In his free time, Dr. Borie is an oil and watercolor portrait painter and enjoys gardening, reading, jogging, whale and bird watching, and golfing. He studies history and medical history, teaches Civil War medicine to schoolchildren, and often has Dartmouth Medical School students with him as he shares his passion for family medicine and his compassion for patients.
Below is his story as told in his own words, as featured in our 2012 Annual Report.
“My journey to Randolph began when I was just 8 years old. I grew up in a neighborhood surrounded by doctors. I saw them as mentors and role models, and knew – even then – that is what I wanted to do with my life.
After acceptance to medical school, I spent my first year in awe of the anatomy of the human body. The summer after my freshman year, I hiked the Long Trail end to end and then went to Waterville, Maine for a six-week medical externship. That summer showed me the beauty of Vermont and where I wanted to practice.

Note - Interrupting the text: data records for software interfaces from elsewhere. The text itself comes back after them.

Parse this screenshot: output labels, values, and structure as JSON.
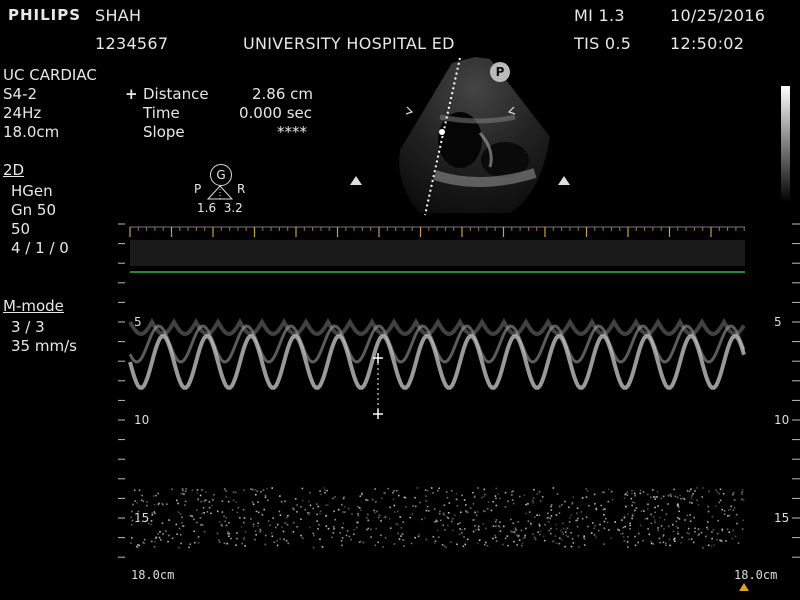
{
  "header": {
    "brand": "PHILIPS",
    "patient_name": "SHAH",
    "patient_id": "1234567",
    "institution": "UNIVERSITY HOSPITAL ED",
    "mi": "MI 1.3",
    "tis": "TIS 0.5",
    "date": "10/25/2016",
    "time": "12:50:02"
  },
  "left_panel": {
    "preset": "UC CARDIAC",
    "probe": "S4-2",
    "frame_rate": "24Hz",
    "depth": "18.0cm",
    "mode_2d": {
      "title": "2D",
      "lines": [
        "HGen",
        "Gn 50",
        "50",
        "4 / 1 / 0"
      ]
    },
    "mode_m": {
      "title": "M-mode",
      "lines": [
        "3 / 3",
        "35 mm/s"
      ]
    }
  },
  "measurement": {
    "marker": "+",
    "rows": [
      {
        "label": "Distance",
        "value": "2.86 cm"
      },
      {
        "label": "Time",
        "value": "0.000 sec"
      },
      {
        "label": "Slope",
        "value": "****"
      }
    ]
  },
  "orientation": {
    "badge": "G",
    "left": "P",
    "right": "R",
    "values": "1.6  3.2",
    "p_badge": "P"
  },
  "mmode": {
    "depth_ticks": [
      {
        "label": "5",
        "depth": 5
      },
      {
        "label": "10",
        "depth": 10
      },
      {
        "label": "15",
        "depth": 15
      }
    ],
    "bottom_left": "18.0cm",
    "bottom_right": "18.0cm"
  },
  "colors": {
    "green_line": "#2fb84a",
    "text": "#e8e8e8"
  }
}
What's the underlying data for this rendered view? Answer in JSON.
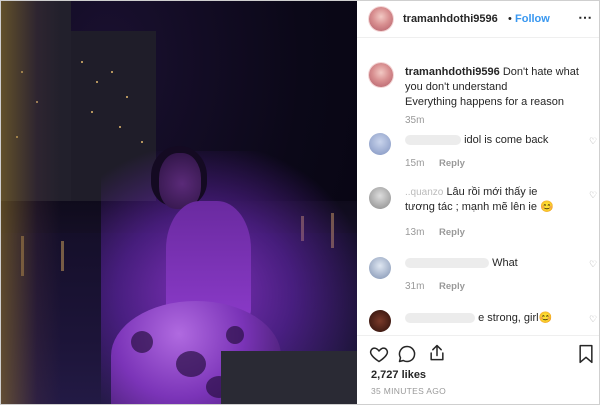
{
  "post": {
    "username": "tramanhdothi9596",
    "follow_label": "Follow",
    "caption_line1": "Don't hate what",
    "caption_line2": "you don't understand",
    "caption_line3": "Everything happens for a reason",
    "caption_age": "35m",
    "likes": "2,727 likes",
    "timestamp": "35 MINUTES AGO"
  },
  "comments": [
    {
      "text": "idol is come back",
      "age": "15m",
      "reply": "Reply"
    },
    {
      "prefix": "..quanzo",
      "text_line1": "Lâu rồi mới thấy ie",
      "text_line2": "tương tác ; mạnh mẽ lên ie 😊",
      "age": "13m",
      "reply": "Reply"
    },
    {
      "text": "What",
      "age": "31m",
      "reply": "Reply"
    },
    {
      "text": "e strong, girl😊"
    }
  ],
  "colors": {
    "follow": "#3897f0",
    "text": "#262626",
    "muted": "#999999"
  },
  "icons": [
    "heart-icon",
    "comment-icon",
    "share-icon",
    "bookmark-icon",
    "more-icon"
  ]
}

It also showed me my future specialty: family medicine, as I worked with an amazing family doctor who “did it all”.
I came to Randolph in July of 1980, right out of my family medicine residency. Peter Frankenburg was my real estate broker and sold me the house I live in today. One of his selling pitches included “…and the Fourth of July parade goes right past the house.” Dr. Ron Gadway and Dr. Ed Armstrong initially hired me at Medical Associates, but very soon I was able to open my own practice as Phil Levesque, the CEO at Gifford at the time, was looking for a family doctor in Randolph. I worked as an independent and solo practitioner in Randolph until Gifford officially hired me in 1994.
Thirty-two years of practice later, I can tell you first-hand that being a physician is a blessing. I feel honored to have patients put their trust and faith in me. There is no greater honor than to have a young woman ask me to take care of her newborn baby or after caring for an elderly woman for 25 years, sitting with her and her family as she dies in Gifford’s Garden Room.
I’m not alone in this work. Exceptional physicians, like Drs. Milt Fowler, Mark and Elizabeth Jewett, Lou DiNicola, Terry Cantlin, Mark Seymour, Bill Minsinger, and Dennis Henzig, along with many others on Gifford’s staff, have worked at my side for decades. Together we have helped keep the people of central Vermont healthy.
We’ve incorporated many strategies to achieve that goal, but there is a saying on a statue at Gifford that says it best. The statue is of two birds and is crafted by the talented Jim Sardonis. It reads: “Science has provided many tools for fighting disease, but the oldest tool, compassion, is still the most important.” These words help guide me through each day.”
~ Ken Borie, D.O.
Gifford family physician